Start of RECORDS PROVIDED

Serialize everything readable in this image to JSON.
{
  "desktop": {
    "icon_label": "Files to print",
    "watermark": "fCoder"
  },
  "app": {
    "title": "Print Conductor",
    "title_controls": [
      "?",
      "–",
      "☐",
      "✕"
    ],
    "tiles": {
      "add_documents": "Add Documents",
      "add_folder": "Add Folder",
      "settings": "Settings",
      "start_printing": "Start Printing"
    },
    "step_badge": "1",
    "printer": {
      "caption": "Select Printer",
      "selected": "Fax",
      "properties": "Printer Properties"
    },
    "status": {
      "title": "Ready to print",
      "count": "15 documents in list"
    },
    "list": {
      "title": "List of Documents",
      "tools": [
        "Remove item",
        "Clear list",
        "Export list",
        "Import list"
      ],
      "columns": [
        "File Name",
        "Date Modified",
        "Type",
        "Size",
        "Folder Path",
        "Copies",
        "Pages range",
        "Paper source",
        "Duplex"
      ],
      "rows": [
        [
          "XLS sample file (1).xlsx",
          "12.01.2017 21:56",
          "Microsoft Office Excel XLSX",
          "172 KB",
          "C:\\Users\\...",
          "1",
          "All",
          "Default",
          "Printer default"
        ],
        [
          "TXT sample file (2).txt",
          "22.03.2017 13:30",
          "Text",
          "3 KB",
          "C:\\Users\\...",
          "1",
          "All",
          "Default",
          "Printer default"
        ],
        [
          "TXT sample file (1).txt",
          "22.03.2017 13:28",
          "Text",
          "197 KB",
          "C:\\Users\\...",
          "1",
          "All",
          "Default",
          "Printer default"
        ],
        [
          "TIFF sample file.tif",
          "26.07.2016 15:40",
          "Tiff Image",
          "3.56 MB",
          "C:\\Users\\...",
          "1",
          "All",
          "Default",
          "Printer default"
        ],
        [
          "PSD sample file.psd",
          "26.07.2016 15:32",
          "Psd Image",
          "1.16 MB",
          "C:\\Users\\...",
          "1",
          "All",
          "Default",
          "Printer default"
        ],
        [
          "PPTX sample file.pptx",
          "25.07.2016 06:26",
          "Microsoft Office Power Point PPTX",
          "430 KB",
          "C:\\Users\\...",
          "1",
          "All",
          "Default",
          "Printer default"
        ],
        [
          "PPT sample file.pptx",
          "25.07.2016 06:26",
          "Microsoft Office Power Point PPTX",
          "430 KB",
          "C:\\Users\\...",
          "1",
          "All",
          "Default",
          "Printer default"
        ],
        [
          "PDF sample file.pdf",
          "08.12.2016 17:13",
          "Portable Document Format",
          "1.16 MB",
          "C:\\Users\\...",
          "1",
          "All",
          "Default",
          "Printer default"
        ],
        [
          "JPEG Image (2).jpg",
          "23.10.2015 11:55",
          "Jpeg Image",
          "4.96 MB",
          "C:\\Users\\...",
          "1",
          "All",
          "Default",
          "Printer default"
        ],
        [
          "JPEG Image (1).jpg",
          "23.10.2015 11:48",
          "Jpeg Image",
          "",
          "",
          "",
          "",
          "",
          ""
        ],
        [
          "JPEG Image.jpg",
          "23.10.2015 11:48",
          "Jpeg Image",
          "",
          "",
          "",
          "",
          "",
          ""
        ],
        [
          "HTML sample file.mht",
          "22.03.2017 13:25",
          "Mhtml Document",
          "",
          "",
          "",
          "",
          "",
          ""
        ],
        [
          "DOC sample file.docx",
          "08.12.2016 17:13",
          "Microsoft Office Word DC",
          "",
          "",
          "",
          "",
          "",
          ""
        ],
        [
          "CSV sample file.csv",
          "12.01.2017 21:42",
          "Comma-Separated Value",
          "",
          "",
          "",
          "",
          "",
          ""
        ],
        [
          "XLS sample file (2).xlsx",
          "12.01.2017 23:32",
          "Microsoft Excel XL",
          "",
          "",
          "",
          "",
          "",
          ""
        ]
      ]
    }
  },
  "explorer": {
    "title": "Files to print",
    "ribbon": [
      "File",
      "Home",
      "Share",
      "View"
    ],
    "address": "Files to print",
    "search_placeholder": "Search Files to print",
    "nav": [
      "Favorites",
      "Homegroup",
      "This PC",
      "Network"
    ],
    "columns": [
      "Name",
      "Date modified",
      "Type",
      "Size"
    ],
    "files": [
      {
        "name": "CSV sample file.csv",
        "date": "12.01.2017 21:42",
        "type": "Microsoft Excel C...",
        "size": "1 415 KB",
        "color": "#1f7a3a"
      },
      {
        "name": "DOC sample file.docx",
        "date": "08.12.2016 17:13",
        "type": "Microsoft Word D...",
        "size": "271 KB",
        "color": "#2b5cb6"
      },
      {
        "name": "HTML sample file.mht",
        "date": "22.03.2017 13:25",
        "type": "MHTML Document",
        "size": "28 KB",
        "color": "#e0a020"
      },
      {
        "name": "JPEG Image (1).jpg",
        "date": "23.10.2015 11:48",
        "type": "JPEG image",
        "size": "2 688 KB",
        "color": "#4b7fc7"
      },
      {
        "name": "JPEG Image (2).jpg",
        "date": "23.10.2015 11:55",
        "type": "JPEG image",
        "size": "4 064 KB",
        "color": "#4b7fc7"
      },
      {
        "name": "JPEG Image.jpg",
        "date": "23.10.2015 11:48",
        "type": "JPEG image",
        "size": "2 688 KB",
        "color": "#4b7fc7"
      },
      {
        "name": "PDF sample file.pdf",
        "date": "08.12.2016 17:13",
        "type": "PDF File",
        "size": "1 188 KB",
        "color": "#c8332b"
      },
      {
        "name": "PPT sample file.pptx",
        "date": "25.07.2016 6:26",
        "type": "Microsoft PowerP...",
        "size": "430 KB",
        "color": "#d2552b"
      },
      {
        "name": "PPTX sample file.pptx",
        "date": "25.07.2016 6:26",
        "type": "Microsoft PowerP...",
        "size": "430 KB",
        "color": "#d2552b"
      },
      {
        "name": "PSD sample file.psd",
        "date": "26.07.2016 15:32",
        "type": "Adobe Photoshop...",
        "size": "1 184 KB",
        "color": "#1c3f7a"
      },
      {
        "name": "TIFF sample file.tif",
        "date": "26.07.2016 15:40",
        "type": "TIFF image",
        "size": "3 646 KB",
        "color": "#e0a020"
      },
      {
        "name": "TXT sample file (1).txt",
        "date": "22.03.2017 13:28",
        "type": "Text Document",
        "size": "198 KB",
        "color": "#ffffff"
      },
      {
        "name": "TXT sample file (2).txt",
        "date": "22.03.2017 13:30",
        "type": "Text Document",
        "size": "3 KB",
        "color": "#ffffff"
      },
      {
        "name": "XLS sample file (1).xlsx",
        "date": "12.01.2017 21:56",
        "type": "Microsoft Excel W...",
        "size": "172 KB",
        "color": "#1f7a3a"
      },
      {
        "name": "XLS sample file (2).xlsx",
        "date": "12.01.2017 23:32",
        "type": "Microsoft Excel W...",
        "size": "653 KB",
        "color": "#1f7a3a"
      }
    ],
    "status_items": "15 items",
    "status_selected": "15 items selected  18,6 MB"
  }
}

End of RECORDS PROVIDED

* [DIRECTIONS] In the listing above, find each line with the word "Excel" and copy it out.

* [RESULT OF THE TASK]
          "Microsoft Office Excel XLSX",
          "Microsoft Excel XL",
        "type": "Microsoft Excel C...",
        "type": "Microsoft Excel W...",
        "type": "Microsoft Excel W...",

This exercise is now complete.